At Last, A Sane Idea on Rent

Editorial
NY Daily News, May 13, 1997
Gov. Pataki finally came in from the cold yesterday with what he calls a "fair and balanced plan" for determining how much rent New Yorkers pay in the future.

By my logic, he is moving in the right direction because everyone's squawking.

Democrats in the Assembly that is to say, Speaker Sheldon Silver hate Pataki's plan. Landlords and tenants are angry, too. Landlords say the governor doesn't go far enough fast enough; one leading tenants' advocate predictably predicts "a reign of terror by landlords." And so it goes.

Granted, the governor gets no points for decisive leadership on this matter, which has been No. 1 on the state's legislative agenda since the fall, when Senate Majority Leader Joe Bruno, the wealthy lord of a manor in Rensselaer, decided that city dwellers are living high off the hog in apartments for which they pay too little rent.

Our lithe governor has swung the whole arc of the pendulum, from landlords (rent regulations are no good) to tenants (99% of New York City tenants deserve rent protections). In March, he seemed rather lackadaisical about the situation, even as tenants' fears mounted: "I hope it doesn't take something like the expiration of [rent] laws to force serious negotiations [on the state budget], but if it does, it does."

Along the way, he said that the poor, the disabled and the elderly should be protected, but in their panicked state, few seem to have heard the governor or believed him.

Now comes his new formulation: Protect the poor, disabled and elderly; allow tenants to remain in rent-controlled or rent-stabilized apartments until they die or move away; require market rates for anyone earning at least $175,000 two years in a row.

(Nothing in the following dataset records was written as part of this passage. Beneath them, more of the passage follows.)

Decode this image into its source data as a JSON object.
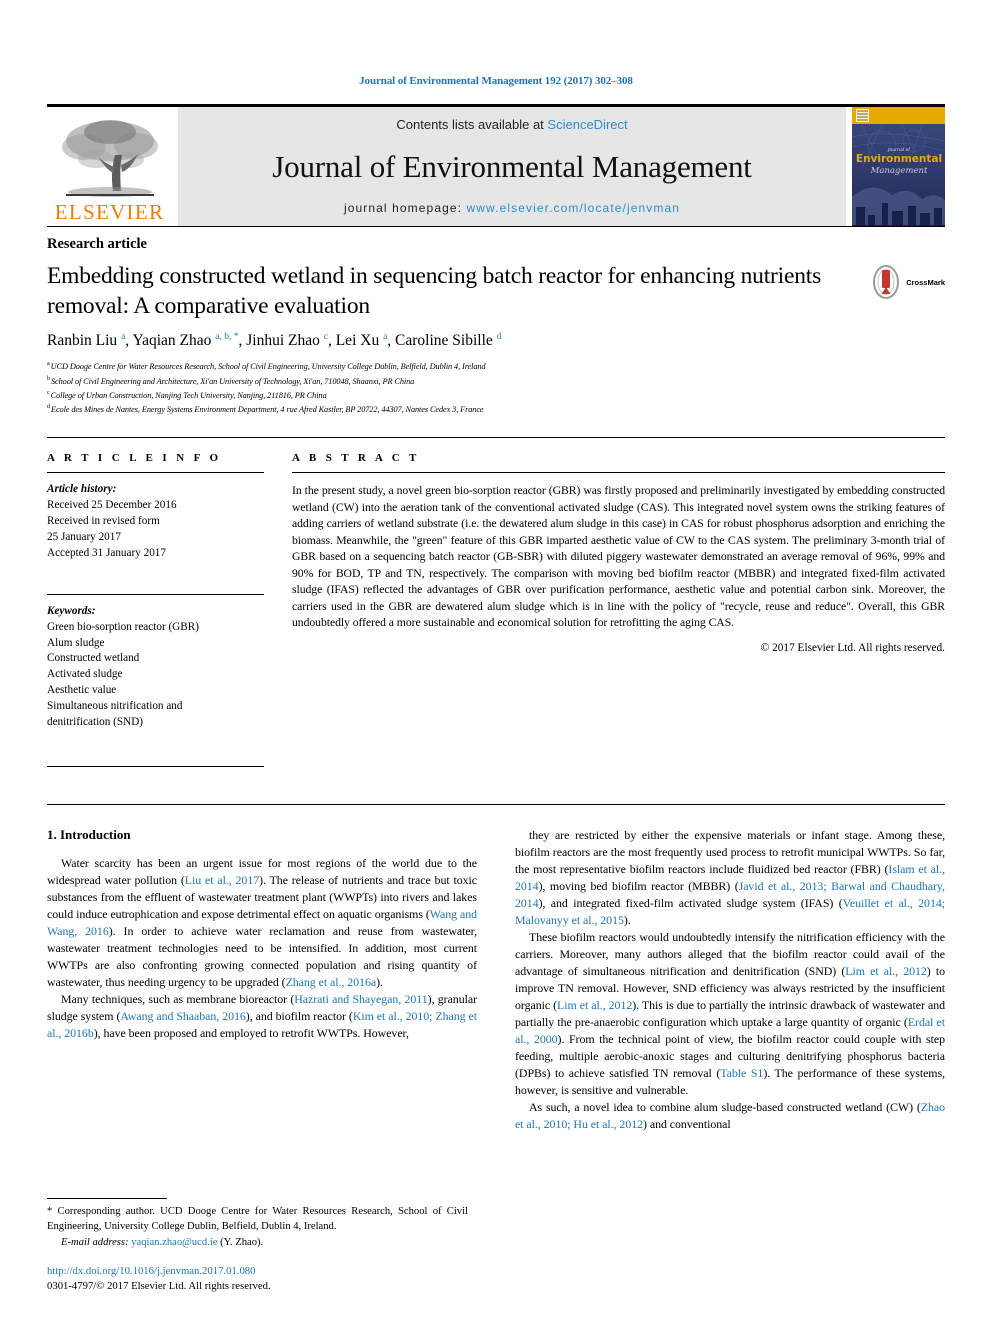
{
  "running_head": "Journal of Environmental Management 192 (2017) 302–308",
  "masthead": {
    "publisher_name": "ELSEVIER",
    "contents_prefix": "Contents lists available at",
    "contents_link": "ScienceDirect",
    "journal_title": "Journal of Environmental Management",
    "homepage_label": "journal homepage:",
    "homepage_url": "www.elsevier.com/locate/jenvman",
    "cover_line1": "Journal of",
    "cover_line2": "Environmental",
    "cover_line3": "Management",
    "link_color": "#2b8fd0"
  },
  "article": {
    "type_label": "Research article",
    "title": "Embedding constructed wetland in sequencing batch reactor for enhancing nutrients removal: A comparative evaluation",
    "crossmark_label": "CrossMark",
    "authors": [
      {
        "name": "Ranbin Liu",
        "sup": "a",
        "sep": ", "
      },
      {
        "name": "Yaqian Zhao",
        "sup": "a, b, *",
        "sep": ", "
      },
      {
        "name": "Jinhui Zhao",
        "sup": "c",
        "sep": ", "
      },
      {
        "name": "Lei Xu",
        "sup": "a",
        "sep": ", "
      },
      {
        "name": "Caroline Sibille",
        "sup": "d",
        "sep": ""
      }
    ],
    "affiliations": [
      {
        "sup": "a",
        "text": "UCD Dooge Centre for Water Resources Research, School of Civil Engineering, University College Dublin, Belfield, Dublin 4, Ireland"
      },
      {
        "sup": "b",
        "text": "School of Civil Engineering and Architecture, Xi'an University of Technology, Xi'an, 710048, Shaanxi, PR China"
      },
      {
        "sup": "c",
        "text": "College of Urban Construction, Nanjing Tech University, Nanjing, 211816, PR China"
      },
      {
        "sup": "d",
        "text": "Ecole des Mines de Nantes, Energy Systems Environment Department, 4 rue Afred Kastler, BP 20722, 44307, Nantes Cedex 3, France"
      }
    ]
  },
  "article_info": {
    "heading": "A R T I C L E   I N F O",
    "history_label": "Article history:",
    "history_lines": [
      "Received 25 December 2016",
      "Received in revised form",
      "25 January 2017",
      "Accepted 31 January 2017"
    ],
    "keywords_label": "Keywords:",
    "keywords": [
      "Green bio-sorption reactor (GBR)",
      "Alum sludge",
      "Constructed wetland",
      "Activated sludge",
      "Aesthetic value",
      "Simultaneous nitrification and",
      "denitrification (SND)"
    ]
  },
  "abstract": {
    "heading": "A B S T R A C T",
    "text": "In the present study, a novel green bio-sorption reactor (GBR) was firstly proposed and preliminarily investigated by embedding constructed wetland (CW) into the aeration tank of the conventional activated sludge (CAS). This integrated novel system owns the striking features of adding carriers of wetland substrate (i.e. the dewatered alum sludge in this case) in CAS for robust phosphorus adsorption and enriching the biomass. Meanwhile, the \"green\" feature of this GBR imparted aesthetic value of CW to the CAS system. The preliminary 3-month trial of GBR based on a sequencing batch reactor (GB-SBR) with diluted piggery wastewater demonstrated an average removal of 96%, 99% and 90% for BOD, TP and TN, respectively. The comparison with moving bed biofilm reactor (MBBR) and integrated fixed-film activated sludge (IFAS) reflected the advantages of GBR over purification performance, aesthetic value and potential carbon sink. Moreover, the carriers used in the GBR are dewatered alum sludge which is in line with the policy of \"recycle, reuse and reduce\". Overall, this GBR undoubtedly offered a more sustainable and economical solution for retrofitting the aging CAS.",
    "copyright": "© 2017 Elsevier Ltd. All rights reserved."
  },
  "body": {
    "section_heading": "1. Introduction",
    "left_paragraphs": [
      "Water scarcity has been an urgent issue for most regions of the world due to the widespread water pollution (<a class=\"ref\" href=\"#\" data-name=\"citation-link\" data-interactable=\"true\">Liu et al., 2017</a>). The release of nutrients and trace but toxic substances from the effluent of wastewater treatment plant (WWPTs) into rivers and lakes could induce eutrophication and expose detrimental effect on aquatic organisms (<a class=\"ref\" href=\"#\" data-name=\"citation-link\" data-interactable=\"true\">Wang and Wang, 2016</a>). In order to achieve water reclamation and reuse from wastewater, wastewater treatment technologies need to be intensified. In addition, most current WWTPs are also confronting growing connected population and rising quantity of wastewater, thus needing urgency to be upgraded (<a class=\"ref\" href=\"#\" data-name=\"citation-link\" data-interactable=\"true\">Zhang et al., 2016a</a>).",
      "Many techniques, such as membrane bioreactor (<a class=\"ref\" href=\"#\" data-name=\"citation-link\" data-interactable=\"true\">Hazrati and Shayegan, 2011</a>), granular sludge system (<a class=\"ref\" href=\"#\" data-name=\"citation-link\" data-interactable=\"true\">Awang and Shaaban, 2016</a>), and biofilm reactor (<a class=\"ref\" href=\"#\" data-name=\"citation-link\" data-interactable=\"true\">Kim et al., 2010; Zhang et al., 2016b</a>), have been proposed and employed to retrofit WWTPs. However,"
    ],
    "right_paragraphs": [
      "they are restricted by either the expensive materials or infant stage. Among these, biofilm reactors are the most frequently used process to retrofit municipal WWTPs. So far, the most representative biofilm reactors include fluidized bed reactor (FBR) (<a class=\"ref\" href=\"#\" data-name=\"citation-link\" data-interactable=\"true\">Islam et al., 2014</a>), moving bed biofilm reactor (MBBR) (<a class=\"ref\" href=\"#\" data-name=\"citation-link\" data-interactable=\"true\">Javid et al., 2013; Barwal and Chaudhary, 2014</a>), and integrated fixed-film activated sludge system (IFAS) (<a class=\"ref\" href=\"#\" data-name=\"citation-link\" data-interactable=\"true\">Veuillet et al., 2014; Malovanyy et al., 2015</a>).",
      "These biofilm reactors would undoubtedly intensify the nitrification efficiency with the carriers. Moreover, many authors alleged that the biofilm reactor could avail of the advantage of simultaneous nitrification and denitrification (SND) (<a class=\"ref\" href=\"#\" data-name=\"citation-link\" data-interactable=\"true\">Lim et al., 2012</a>) to improve TN removal. However, SND efficiency was always restricted by the insufficient organic (<a class=\"ref\" href=\"#\" data-name=\"citation-link\" data-interactable=\"true\">Lim et al., 2012</a>). This is due to partially the intrinsic drawback of wastewater and partially the pre-anaerobic configuration which uptake a large quantity of organic (<a class=\"ref\" href=\"#\" data-name=\"citation-link\" data-interactable=\"true\">Erdal et al., 2000</a>). From the technical point of view, the biofilm reactor could couple with step feeding, multiple aerobic-anoxic stages and culturing denitrifying phosphorus bacteria (DPBs) to achieve satisfied TN removal (<a class=\"ref\" href=\"#\" data-name=\"citation-link\" data-interactable=\"true\">Table S1</a>). The performance of these systems, however, is sensitive and vulnerable.",
      "As such, a novel idea to combine alum sludge-based constructed wetland (CW) (<a class=\"ref\" href=\"#\" data-name=\"citation-link\" data-interactable=\"true\">Zhao et al., 2010; Hu et al., 2012</a>) and conventional"
    ]
  },
  "footnote": {
    "corresponding": "* Corresponding author. UCD Dooge Centre for Water Resources Research, School of Civil Engineering, University College Dublin, Belfield, Dublin 4, Ireland.",
    "email_label": "E-mail address:",
    "email": "yaqian.zhao@ucd.ie",
    "email_suffix": "(Y. Zhao).",
    "doi": "http://dx.doi.org/10.1016/j.jenvman.2017.01.080",
    "issn_line": "0301-4797/© 2017 Elsevier Ltd. All rights reserved."
  }
}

Family members will continue to qualify for rent protections as "successors" to mother, father, spouse, etc.

Pataki has given those on the political stage the outlines for a compromise. But Cardinal O'Connor has reminded them that the ultimate solution should not be political alone. It is not about holding on to rent controls merely because they've existed for 50 years or ditching them because times have changed. Doing the right thing is also paramount.

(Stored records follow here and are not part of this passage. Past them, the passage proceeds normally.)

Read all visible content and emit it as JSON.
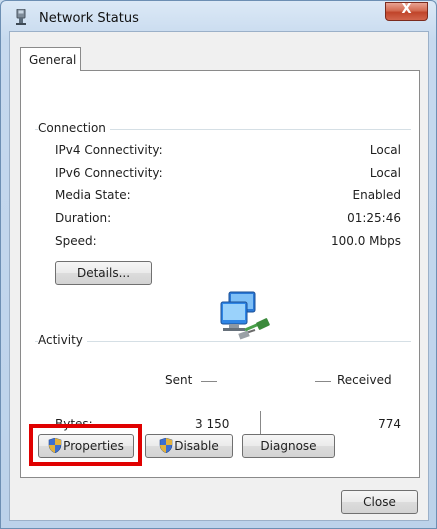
{
  "window": {
    "title": "Network Status",
    "close_glyph": "X"
  },
  "tabs": [
    {
      "label": "General",
      "selected": true
    }
  ],
  "connection": {
    "heading": "Connection",
    "rows": [
      {
        "label": "IPv4 Connectivity:",
        "value": "Local"
      },
      {
        "label": "IPv6 Connectivity:",
        "value": "Local"
      },
      {
        "label": "Media State:",
        "value": "Enabled"
      },
      {
        "label": "Duration:",
        "value": "01:25:46"
      },
      {
        "label": "Speed:",
        "value": "100.0 Mbps"
      }
    ],
    "details_button": "Details..."
  },
  "activity": {
    "heading": "Activity",
    "sent_label": "Sent",
    "received_label": "Received",
    "bytes_label": "Bytes:",
    "bytes_sent": "3 150",
    "bytes_received": "774"
  },
  "buttons": {
    "properties": "Properties",
    "disable": "Disable",
    "diagnose": "Diagnose",
    "close": "Close"
  },
  "colors": {
    "highlight": "#e00000",
    "title_close": "#c0442a"
  },
  "icons": {
    "title": "network-adapter-icon",
    "activity": "network-computers-icon",
    "shield": "uac-shield-icon"
  }
}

In his homily at St. Patrick's Cathedral on Sunday, O'Connor had a response to those who hold that anyone who wants to live in New York City must pay whatever it takes and, if they can't afford it, then move to a suburb.

"That's morality and economics in a vacuum," he said. "How long will it take to get to work if you live far from your job? . . . How much more time are you away from your children? What is to be traded off? Food, education, health care?"

The cardinal, who insists that "dignified housing is a human right for anyone," proposes "hearings and study," something our rather spineless legislators should have figured out weeks ago.

"It is my observation as a citizen," the cardinal said, "that the current system of rent regulations must be intensively reviewed if we are to move more closely toward the ideal of justice for all, then amended if required to achieve justice."

New Yorkers are at a major crossroad without bold leadership that breaks from the pack of landlords on the Republicans' side or tenants on the Democrats' side. But now that the governor has weighed in with a plan that reasonably seeks to achieve the goals of landlords and tenants, why don't legislators schedule a series of public hearings?

Do they even know the meaning of the word "debate"? Or do they only know how to follow the leader of their respective parties, logic and morality be damned?